[Stored entries]
Start of Block
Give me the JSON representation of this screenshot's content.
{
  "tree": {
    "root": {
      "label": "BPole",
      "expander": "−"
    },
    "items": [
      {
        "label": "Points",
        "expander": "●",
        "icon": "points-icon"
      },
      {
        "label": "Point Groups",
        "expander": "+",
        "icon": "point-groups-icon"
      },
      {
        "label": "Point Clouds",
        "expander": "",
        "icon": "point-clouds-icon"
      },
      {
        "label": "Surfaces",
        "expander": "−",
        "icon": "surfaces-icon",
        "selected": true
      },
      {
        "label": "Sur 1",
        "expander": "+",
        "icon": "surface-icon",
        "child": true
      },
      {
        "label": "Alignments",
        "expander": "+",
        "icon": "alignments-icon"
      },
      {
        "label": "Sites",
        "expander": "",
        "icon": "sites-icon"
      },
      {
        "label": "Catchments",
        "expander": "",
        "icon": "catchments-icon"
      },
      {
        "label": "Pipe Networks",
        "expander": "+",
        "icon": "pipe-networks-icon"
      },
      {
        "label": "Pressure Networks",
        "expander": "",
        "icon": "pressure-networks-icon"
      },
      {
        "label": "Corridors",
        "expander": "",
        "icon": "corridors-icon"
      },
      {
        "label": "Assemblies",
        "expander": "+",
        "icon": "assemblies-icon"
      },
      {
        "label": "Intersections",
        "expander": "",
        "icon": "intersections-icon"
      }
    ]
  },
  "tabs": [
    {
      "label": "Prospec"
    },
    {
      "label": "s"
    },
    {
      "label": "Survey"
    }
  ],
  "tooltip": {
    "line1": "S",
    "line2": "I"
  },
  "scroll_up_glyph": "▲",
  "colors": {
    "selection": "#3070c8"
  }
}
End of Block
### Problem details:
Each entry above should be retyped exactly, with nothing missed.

### Response box:
Give me the JSON representation of this screenshot's content.
{
  "tree": {
    "root": {
      "label": "BPole",
      "expander": "−"
    },
    "items": [
      {
        "label": "Points",
        "expander": "●",
        "icon": "points-icon"
      },
      {
        "label": "Point Groups",
        "expander": "+",
        "icon": "point-groups-icon"
      },
      {
        "label": "Point Clouds",
        "expander": "",
        "icon": "point-clouds-icon"
      },
      {
        "label": "Surfaces",
        "expander": "−",
        "icon": "surfaces-icon",
        "selected": true
      },
      {
        "label": "Sur 1",
        "expander": "+",
        "icon": "surface-icon",
        "child": true
      },
      {
        "label": "Alignments",
        "expander": "+",
        "icon": "alignments-icon"
      },
      {
        "label": "Sites",
        "expander": "",
        "icon": "sites-icon"
      },
      {
        "label": "Catchments",
        "expander": "",
        "icon": "catchments-icon"
      },
      {
        "label": "Pipe Networks",
        "expander": "+",
        "icon": "pipe-networks-icon"
      },
      {
        "label": "Pressure Networks",
        "expander": "",
        "icon": "pressure-networks-icon"
      },
      {
        "label": "Corridors",
        "expander": "",
        "icon": "corridors-icon"
      },
      {
        "label": "Assemblies",
        "expander": "+",
        "icon": "assemblies-icon"
      },
      {
        "label": "Intersections",
        "expander": "",
        "icon": "intersections-icon"
      }
    ]
  },
  "tabs": [
    {
      "label": "Prospec"
    },
    {
      "label": "s"
    },
    {
      "label": "Survey"
    }
  ],
  "tooltip": {
    "line1": "S",
    "line2": "I"
  },
  "scroll_up_glyph": "▲",
  "colors": {
    "selection": "#3070c8"
  }
}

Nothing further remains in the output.